An IDC Analysis


New Delhi, 02 February 2006

India’s DRDO has undertaken many ambitious projects for the Indian Armed Forces with a mixed bag of successes and failures, which is the norm in science and technology and depends on how the programme is steered. Many programmes steered by bureaucrats received inadequate cooperation from the services. However, DRDO’s surface-to-surface missile programmes originally steered by space technology personnel headed by Dr APJ Abdul Kalam, and technology and fuels personnel from the Indian Space Research Organisation (ISRO) had achieved a modicum of operational acceptability.

The Army and more recently the Indian Air Force, have deployed the 150 to 300 km range PRITHVI (Earth) liquid fuelled missiles. The Navy has tested the Naval version of the 300 km PRITHVI christened DHANUSH (Bow) in a vertical launch mode from the OPV INS Subhadra. These ships fortunately possess a large flat and empty after deck on which to experiment. Success came when DRDO collaborated with India’s engineering giant Larsen and Tubro (L&T) to design and manufacture the gyro stabilization system for the launches, which has grid locks,, stabilizers and a release firing panel.
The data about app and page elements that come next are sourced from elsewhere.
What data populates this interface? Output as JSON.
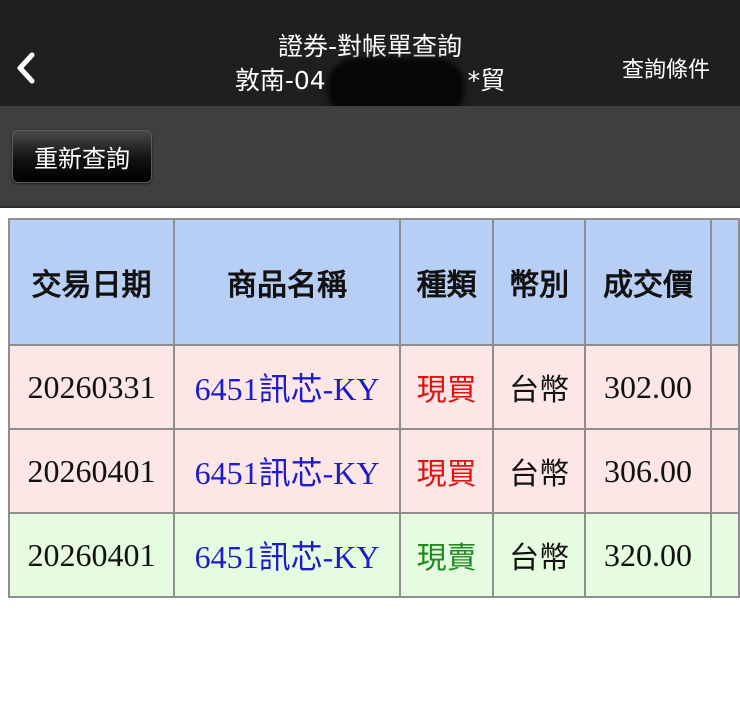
{
  "header": {
    "title": "證券-對帳單查詢",
    "account_prefix": "敦南-04",
    "account_suffix": "*貿",
    "query_conditions_label": "查詢條件"
  },
  "toolbar": {
    "requery_label": "重新查詢"
  },
  "table": {
    "columns": [
      "交易日期",
      "商品名稱",
      "種類",
      "幣別",
      "成交價"
    ],
    "rows": [
      {
        "date": "20260331",
        "product": "6451訊芯-KY",
        "type": "現買",
        "currency": "台幣",
        "price": "302.00"
      },
      {
        "date": "20260401",
        "product": "6451訊芯-KY",
        "type": "現買",
        "currency": "台幣",
        "price": "306.00"
      },
      {
        "date": "20260401",
        "product": "6451訊芯-KY",
        "type": "現賣",
        "currency": "台幣",
        "price": "320.00"
      }
    ]
  },
  "colors": {
    "header_bg": "#1f1f1f",
    "toolbar_bg": "#3f3f3f",
    "table_header_bg": "#b7cff4",
    "buy_row_bg": "#fce6e6",
    "sell_row_bg": "#e6fce0",
    "buy_text": "#e41010",
    "sell_text": "#1f8a1f",
    "product_text": "#1c1ccc"
  },
  "icons": {
    "back": "chevron-left-icon"
  }
}
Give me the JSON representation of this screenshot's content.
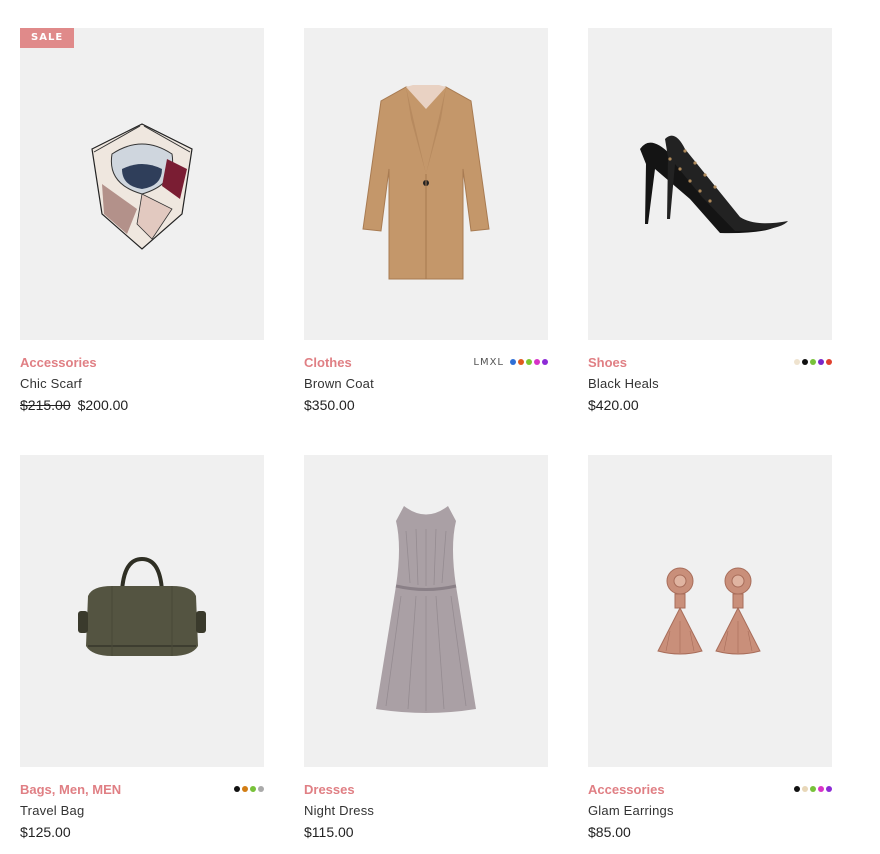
{
  "products": [
    {
      "badge": "SALE",
      "category": "Accessories",
      "name": "Chic Scarf",
      "price_old": "$215.00",
      "price": "$200.00",
      "image": "scarf-image",
      "sizes": "",
      "swatches": []
    },
    {
      "category": "Clothes",
      "name": "Brown Coat",
      "price": "$350.00",
      "image": "coat-image",
      "sizes": "LMXL",
      "swatches": [
        "#2f6fd6",
        "#e05a1e",
        "#7cc72e",
        "#d833c7",
        "#8c2bd6"
      ]
    },
    {
      "category": "Shoes",
      "name": "Black Heals",
      "price": "$420.00",
      "image": "heels-image",
      "sizes": "",
      "swatches": [
        "#efe3cf",
        "#111111",
        "#78c23a",
        "#7a26c9",
        "#e0402e"
      ]
    },
    {
      "category": "Bags, Men, MEN",
      "name": "Travel Bag",
      "price": "$125.00",
      "image": "travel-bag-image",
      "sizes": "",
      "swatches": [
        "#111111",
        "#d27d14",
        "#78c23a",
        "#aaaaaa"
      ]
    },
    {
      "category": "Dresses",
      "name": "Night Dress",
      "price": "$115.00",
      "image": "dress-image",
      "sizes": "",
      "swatches": []
    },
    {
      "category": "Accessories",
      "name": "Glam Earrings",
      "price": "$85.00",
      "image": "earrings-image",
      "sizes": "",
      "swatches": [
        "#111111",
        "#e8d7b8",
        "#78c23a",
        "#d833c7",
        "#8c2bd6"
      ]
    }
  ]
}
The experience later contributed to the BrahMos VLS System which the Indian Navy has adopted for all its Indian built missile ships.

In an interestingly timed development India’s DRDO announced it carried out multiple test firings of the AKASH (Sky) medium range Surface to Air missile system from its test site at Chandipur on the sea on 30th and 31st January, from a BMP chassis. This was just one day before DEFEXPO opened and this domestically developed missile system which has a triple rocket launcher for ripple firing mode, is reported to have hit its flying target successfully. A model of the 700-kilogramme AKASH system with zoom training, and elevation ability, along with the depiction of its firing cycle in auto and manual modes, was displayed by Larsen and Tubro and TATA POWER at their stalls at DEFEXPO 2006.
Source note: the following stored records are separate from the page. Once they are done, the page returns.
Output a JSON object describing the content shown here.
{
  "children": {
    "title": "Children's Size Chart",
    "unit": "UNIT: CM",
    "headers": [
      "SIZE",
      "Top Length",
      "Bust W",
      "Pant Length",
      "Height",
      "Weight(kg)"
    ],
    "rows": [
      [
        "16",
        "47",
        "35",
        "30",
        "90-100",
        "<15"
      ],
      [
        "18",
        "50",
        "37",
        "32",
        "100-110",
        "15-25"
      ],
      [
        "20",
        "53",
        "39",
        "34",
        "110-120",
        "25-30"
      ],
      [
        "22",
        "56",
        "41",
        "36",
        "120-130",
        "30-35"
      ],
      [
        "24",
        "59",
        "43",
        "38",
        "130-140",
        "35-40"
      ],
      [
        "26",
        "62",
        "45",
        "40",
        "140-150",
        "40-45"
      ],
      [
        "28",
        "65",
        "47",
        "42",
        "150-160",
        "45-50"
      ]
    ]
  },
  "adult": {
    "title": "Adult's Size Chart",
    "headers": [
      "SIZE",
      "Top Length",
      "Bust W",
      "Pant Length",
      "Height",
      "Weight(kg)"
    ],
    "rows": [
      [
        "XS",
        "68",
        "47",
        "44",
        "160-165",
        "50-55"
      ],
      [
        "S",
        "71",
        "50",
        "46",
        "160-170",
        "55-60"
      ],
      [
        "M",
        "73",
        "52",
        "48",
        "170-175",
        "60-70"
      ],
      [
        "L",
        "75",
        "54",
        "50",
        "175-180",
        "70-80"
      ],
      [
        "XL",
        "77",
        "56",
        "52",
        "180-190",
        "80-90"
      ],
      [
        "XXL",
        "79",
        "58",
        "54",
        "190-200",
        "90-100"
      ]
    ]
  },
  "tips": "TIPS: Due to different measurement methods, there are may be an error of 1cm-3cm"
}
The product advertised as jointly manufactured by DRDO and L&T at its Powai factory near Mumbai and TATA POWER –– but a close look at the finish and the system indicated that the L&T model with 40 volts DC and brushless technology was superior. It is claimed that the associated radar can track multiple targets simultaneously. The missile has a speed of 600 metres per second and has ability to deliver a 5.5-kilogram warhead up to 27 kilometres in 50 seconds. The message coming out at DEFEXPO is that the manufacturing of systems is better achieved by DRDO when it has collaborated with Indian industry, which is only now coming of age. Products like PINAKA multiple barrel rocket system, sonars and several others were also on display at the show.

It is  relevant that the DRDO had given up on the 1993 designed short range Trishul SAM system and the Navy went in for the Israeli Barak 1 systems for anti missile defence, which have active guidance AMDR radars. The Barak, earlier employed by Republic of Singapore Navy in the region has been proved by the IN. Interestingly the Indian Navy has achieved versatility by transferring the systems from ship to ship making it operationally portable. For Anti Air Defence the IAF have old squadrons of the Pechoras due for upgrade, Iglas and the OSA AKM systems while the Army has the OSA AKM, latest Tanguskas and Iglas. When the AKASH succeeds it will be a feather in DRDO and industry’s cap.

Back to Top

Disclaimer   Copyright